Today, many B2B companies already have taken the first steps. Their experiences provide valuable guidance for those who wish to build a platform business. From a technology or digital standpoint, the foundations exist and can be built with relatively little investments.

Business marketers or researchers should raise the following issues before building a platform business:

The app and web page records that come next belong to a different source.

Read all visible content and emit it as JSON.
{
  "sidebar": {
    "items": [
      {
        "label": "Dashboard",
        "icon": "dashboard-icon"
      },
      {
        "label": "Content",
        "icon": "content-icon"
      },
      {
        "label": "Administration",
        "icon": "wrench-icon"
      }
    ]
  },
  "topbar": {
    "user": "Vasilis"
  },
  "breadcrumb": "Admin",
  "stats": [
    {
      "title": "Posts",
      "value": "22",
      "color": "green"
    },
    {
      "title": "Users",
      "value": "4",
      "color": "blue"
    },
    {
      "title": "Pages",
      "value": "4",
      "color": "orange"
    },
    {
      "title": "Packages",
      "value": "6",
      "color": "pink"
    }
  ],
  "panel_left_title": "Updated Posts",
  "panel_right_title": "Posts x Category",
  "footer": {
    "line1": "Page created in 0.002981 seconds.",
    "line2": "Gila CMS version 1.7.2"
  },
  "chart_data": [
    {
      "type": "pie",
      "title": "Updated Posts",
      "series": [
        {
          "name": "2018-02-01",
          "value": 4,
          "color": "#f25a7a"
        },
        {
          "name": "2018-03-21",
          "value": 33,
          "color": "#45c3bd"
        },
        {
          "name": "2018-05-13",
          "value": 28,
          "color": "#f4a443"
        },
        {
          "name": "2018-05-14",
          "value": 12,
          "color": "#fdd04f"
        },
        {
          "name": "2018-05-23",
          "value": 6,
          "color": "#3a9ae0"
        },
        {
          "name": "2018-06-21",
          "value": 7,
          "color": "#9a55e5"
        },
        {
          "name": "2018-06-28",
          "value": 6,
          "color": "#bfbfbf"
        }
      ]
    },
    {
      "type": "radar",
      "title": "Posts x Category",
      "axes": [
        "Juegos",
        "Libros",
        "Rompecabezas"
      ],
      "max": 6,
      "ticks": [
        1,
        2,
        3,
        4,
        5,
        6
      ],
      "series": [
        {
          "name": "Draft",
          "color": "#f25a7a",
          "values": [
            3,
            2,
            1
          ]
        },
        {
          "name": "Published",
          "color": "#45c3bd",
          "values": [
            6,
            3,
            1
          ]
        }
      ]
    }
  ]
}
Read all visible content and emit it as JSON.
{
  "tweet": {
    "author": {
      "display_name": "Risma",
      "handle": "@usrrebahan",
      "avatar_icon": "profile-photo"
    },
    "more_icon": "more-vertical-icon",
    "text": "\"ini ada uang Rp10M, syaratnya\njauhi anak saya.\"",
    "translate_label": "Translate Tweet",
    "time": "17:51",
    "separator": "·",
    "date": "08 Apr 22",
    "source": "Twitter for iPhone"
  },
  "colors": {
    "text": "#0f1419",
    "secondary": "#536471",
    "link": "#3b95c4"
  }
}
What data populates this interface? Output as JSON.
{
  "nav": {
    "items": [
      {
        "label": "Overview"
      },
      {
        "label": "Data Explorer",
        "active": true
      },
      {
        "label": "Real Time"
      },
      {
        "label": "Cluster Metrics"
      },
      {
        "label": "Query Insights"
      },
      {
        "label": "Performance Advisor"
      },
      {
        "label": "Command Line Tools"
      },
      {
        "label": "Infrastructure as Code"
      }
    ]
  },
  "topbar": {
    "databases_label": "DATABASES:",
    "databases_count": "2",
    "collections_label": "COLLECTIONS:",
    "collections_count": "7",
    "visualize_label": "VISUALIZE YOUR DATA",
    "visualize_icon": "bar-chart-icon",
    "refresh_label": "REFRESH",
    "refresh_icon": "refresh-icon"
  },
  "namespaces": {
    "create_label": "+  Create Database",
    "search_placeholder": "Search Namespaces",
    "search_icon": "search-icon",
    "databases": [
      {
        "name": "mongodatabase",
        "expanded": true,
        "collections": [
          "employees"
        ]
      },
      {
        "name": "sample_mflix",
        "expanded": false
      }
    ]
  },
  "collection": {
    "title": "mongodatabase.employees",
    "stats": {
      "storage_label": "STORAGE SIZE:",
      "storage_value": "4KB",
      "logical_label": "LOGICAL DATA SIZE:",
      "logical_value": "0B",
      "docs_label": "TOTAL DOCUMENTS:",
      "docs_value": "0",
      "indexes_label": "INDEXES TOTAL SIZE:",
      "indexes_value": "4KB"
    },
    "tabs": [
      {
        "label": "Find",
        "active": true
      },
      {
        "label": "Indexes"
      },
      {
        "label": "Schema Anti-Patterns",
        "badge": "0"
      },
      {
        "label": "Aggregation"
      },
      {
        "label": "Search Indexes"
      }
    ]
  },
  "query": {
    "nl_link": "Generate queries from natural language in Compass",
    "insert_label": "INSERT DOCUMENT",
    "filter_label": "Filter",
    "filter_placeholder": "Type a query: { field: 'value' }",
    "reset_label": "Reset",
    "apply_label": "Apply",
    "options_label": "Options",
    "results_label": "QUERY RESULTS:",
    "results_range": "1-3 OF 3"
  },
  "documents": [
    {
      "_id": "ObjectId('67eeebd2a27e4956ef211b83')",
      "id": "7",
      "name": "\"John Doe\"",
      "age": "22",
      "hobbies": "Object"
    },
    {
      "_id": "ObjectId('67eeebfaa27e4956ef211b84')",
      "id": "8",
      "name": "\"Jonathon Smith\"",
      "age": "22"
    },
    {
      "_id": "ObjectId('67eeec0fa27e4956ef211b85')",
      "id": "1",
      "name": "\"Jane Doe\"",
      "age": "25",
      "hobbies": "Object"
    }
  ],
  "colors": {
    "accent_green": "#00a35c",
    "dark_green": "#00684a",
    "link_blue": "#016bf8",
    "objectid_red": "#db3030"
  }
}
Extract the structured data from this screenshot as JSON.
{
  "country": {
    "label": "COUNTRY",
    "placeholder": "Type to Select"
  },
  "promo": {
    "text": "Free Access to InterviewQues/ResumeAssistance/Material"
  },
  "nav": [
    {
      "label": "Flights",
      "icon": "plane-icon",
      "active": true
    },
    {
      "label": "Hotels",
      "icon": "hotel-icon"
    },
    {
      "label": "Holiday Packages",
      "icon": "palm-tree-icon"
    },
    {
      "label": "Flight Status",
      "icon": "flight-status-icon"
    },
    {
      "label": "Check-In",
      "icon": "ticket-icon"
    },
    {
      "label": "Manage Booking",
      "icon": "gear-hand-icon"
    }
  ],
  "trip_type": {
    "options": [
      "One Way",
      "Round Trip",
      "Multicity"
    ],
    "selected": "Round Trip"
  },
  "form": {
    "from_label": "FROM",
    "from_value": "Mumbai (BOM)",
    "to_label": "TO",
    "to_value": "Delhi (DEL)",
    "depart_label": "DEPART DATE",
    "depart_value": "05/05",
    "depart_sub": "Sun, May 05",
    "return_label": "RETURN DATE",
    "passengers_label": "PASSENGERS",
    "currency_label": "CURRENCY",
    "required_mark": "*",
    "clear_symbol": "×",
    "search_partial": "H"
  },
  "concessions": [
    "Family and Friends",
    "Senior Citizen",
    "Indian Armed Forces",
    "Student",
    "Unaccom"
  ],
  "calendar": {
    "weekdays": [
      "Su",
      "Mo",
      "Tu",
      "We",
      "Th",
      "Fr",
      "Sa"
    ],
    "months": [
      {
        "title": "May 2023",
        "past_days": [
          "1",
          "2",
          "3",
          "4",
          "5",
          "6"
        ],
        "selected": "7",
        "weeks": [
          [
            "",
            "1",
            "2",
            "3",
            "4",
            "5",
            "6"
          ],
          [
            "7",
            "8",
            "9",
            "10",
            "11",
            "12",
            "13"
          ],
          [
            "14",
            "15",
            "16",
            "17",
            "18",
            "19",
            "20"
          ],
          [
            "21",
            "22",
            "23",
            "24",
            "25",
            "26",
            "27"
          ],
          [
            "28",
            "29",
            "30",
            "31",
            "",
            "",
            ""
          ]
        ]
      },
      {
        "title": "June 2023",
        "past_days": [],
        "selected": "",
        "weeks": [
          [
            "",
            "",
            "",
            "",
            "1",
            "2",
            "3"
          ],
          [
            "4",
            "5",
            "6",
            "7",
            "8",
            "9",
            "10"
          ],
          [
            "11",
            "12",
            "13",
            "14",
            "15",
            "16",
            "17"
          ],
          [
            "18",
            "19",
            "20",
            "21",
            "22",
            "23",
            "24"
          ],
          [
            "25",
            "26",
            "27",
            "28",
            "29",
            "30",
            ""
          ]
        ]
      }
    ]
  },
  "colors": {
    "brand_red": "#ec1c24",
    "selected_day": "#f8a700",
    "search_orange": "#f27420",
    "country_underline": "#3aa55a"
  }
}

  1. What is the problem or tension that your product or service solves for within your industry or beyond? Defining the problem – the biggest, difficult, intractable problems and challenges – that a platform solves is a critical first step. Some methodologies do exist in the areas of business modeling, design thinking and systems thinking. But more work is needed here. Research is also required to define what types of platforms are best able to solve these problems.
  2. What unique assets and capabilities are required to develop a platform business? A business needs to ask: What do I already possess that could be leveraged in moving to a platform business? Kloeckner had its huge customer base. John Deere had its high-performance farming equipment range. Johnson & Johnson is a trusted brand. But beyond the capabilities or assets of a firm, there is a need to define the assets and capabilities in the broader business ecosystem of participants who can create value for customers. John Deere, for example, accessed the software capabilities of numerous AgTech startup companies who built applications for farmers.
  3. What organizational changes will be necessary to create value with platforms? The linear or pipeline business’s organization structure, people configuration, and cultural values may not be best-suited to the platform model. That is why Kloeckner created a new unit, based outside the traditional home of Duisburg, to escape the constraints of pipeline thinking. Researchers who wish to pursue this line of research should consult the recent work on networked organizations.
  4. What new business models and pricing strategies should be deployed to capture the value and profit opportunities from platforms? This is one of the most challenging issues of platform businesses. It involves issues of the value proposition to the multiple participants of the platform and the brand strategy. It involves the need to create a field of interaction that attracts participants to the platform and exerts a sort of gravitational pull of value creation. There is an enormous gap of research in this area. Traditionally, marketing and brand strategy focused on creating value for just one side of the platform, namely customers and extract a price for the value delivered. However, in a platform world, the value is created for many participants. Research is needed to identify mechanisms to capture and share the value across participants and partners of a platform business. A good starting point for further research is the work by Stefan Michel.

This article was originally published in the ISBM’s January 2018 Research Newsletter.